§ PROBLEM DETAILS
Every line in the records below with the string "bath" needs to be copied out.

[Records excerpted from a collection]
+ + + +
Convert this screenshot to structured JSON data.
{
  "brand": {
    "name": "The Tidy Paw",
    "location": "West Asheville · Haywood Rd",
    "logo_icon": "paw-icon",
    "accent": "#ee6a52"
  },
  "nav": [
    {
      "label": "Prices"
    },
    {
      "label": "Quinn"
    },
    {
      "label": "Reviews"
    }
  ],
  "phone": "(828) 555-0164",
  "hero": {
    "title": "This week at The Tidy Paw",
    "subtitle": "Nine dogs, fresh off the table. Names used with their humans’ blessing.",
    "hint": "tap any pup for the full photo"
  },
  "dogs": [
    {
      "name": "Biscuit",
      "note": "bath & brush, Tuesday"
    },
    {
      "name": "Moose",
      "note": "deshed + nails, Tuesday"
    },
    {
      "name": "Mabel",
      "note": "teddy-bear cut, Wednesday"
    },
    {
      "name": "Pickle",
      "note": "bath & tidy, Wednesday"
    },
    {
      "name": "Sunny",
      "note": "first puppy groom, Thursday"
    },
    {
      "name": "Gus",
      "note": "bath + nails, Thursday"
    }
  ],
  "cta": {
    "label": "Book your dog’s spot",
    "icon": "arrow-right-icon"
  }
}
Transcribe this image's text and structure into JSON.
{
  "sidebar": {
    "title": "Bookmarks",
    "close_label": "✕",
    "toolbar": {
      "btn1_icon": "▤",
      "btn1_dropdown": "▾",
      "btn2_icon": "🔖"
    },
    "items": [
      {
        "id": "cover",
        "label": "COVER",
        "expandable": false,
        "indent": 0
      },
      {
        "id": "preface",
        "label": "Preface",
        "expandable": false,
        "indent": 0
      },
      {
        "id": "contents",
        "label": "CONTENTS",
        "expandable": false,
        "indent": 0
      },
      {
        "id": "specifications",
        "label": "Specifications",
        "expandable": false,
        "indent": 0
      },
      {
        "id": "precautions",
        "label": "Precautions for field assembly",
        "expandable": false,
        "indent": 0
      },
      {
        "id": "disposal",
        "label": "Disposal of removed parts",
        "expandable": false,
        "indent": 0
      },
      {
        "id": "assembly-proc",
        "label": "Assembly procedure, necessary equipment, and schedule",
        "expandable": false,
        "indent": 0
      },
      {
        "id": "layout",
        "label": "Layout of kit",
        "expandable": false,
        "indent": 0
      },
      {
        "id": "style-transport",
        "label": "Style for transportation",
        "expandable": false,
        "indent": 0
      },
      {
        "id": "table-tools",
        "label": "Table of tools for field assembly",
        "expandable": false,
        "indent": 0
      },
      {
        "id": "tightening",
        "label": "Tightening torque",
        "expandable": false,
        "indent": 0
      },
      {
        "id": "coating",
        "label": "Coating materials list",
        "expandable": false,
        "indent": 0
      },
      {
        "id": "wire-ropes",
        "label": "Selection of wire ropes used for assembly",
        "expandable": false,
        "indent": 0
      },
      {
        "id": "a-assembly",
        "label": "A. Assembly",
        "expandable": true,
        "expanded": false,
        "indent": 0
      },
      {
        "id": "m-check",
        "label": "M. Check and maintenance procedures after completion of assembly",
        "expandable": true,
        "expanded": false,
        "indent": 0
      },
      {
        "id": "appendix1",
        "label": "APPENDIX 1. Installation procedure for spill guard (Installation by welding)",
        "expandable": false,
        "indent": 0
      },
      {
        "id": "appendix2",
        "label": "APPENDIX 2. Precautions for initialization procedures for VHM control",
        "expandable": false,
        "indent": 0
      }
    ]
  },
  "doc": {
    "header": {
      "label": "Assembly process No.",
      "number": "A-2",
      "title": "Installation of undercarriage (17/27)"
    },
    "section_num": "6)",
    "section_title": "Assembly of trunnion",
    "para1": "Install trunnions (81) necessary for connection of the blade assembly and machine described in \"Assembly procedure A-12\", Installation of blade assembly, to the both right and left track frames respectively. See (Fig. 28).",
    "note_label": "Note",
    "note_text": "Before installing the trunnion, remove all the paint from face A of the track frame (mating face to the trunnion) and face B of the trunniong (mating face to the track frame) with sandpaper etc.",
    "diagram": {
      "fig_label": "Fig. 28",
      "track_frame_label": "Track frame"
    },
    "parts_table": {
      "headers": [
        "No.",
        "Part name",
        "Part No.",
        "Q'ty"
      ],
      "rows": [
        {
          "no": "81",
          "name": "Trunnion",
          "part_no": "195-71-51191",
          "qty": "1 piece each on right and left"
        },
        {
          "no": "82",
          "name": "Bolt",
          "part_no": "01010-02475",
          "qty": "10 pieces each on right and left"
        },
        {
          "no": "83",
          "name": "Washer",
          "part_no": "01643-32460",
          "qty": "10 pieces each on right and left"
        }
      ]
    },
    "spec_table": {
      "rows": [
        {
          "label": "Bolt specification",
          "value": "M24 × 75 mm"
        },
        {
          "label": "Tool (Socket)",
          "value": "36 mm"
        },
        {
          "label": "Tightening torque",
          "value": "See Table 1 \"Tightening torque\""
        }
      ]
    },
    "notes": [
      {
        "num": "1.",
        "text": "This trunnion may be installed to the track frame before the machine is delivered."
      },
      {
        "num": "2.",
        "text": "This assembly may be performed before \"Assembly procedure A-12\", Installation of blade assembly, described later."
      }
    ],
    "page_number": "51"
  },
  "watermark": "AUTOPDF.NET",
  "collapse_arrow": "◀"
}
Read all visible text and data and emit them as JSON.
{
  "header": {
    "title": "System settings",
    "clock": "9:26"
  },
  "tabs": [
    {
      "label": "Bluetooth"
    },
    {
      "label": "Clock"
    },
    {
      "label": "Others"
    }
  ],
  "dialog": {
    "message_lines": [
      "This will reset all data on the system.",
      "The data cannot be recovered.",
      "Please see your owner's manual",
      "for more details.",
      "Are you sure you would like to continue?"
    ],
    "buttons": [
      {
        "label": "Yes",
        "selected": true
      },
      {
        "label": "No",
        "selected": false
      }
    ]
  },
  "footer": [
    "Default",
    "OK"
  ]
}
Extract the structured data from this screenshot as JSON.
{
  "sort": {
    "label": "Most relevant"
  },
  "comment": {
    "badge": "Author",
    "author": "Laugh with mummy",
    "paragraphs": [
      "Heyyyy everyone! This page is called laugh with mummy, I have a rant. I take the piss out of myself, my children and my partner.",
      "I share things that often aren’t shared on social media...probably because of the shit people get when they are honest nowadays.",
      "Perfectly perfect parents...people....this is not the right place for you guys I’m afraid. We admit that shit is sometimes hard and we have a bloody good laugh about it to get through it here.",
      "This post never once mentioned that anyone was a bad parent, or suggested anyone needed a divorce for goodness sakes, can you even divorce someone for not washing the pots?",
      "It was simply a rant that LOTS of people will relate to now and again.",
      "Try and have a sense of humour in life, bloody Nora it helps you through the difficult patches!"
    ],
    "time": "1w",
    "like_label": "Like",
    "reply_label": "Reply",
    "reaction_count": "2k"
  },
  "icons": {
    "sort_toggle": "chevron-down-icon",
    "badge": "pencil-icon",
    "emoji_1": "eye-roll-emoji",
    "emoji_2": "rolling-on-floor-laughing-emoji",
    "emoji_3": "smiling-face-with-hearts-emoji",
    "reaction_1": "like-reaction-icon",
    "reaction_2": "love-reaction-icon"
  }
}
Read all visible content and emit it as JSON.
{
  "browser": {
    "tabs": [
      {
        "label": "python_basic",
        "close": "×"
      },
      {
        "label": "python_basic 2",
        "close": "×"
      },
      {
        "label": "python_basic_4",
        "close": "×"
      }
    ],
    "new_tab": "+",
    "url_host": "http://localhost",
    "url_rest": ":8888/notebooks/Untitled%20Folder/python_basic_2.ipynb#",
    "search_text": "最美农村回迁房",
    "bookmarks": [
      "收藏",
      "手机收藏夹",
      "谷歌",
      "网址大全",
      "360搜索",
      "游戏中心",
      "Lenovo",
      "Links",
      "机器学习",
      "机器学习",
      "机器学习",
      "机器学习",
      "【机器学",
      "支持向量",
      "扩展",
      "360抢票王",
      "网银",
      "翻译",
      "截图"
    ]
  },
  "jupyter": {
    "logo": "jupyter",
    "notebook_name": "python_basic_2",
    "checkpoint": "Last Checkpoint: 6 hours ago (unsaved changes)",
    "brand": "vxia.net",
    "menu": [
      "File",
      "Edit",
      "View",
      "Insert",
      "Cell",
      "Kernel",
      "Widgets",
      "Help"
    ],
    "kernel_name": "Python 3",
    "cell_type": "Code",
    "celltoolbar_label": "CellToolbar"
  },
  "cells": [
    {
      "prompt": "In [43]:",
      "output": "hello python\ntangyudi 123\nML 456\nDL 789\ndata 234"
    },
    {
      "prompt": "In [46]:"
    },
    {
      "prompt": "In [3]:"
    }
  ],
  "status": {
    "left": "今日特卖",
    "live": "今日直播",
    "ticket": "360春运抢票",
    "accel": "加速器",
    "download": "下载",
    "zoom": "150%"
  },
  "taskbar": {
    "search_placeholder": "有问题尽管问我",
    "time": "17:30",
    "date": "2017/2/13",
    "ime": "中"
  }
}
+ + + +
§ WRITTEN SOLUTION
      "note": "bath & brush, Tuesday"
      "note": "bath & tidy, Wednesday"
      "note": "bath + nails, Thursday"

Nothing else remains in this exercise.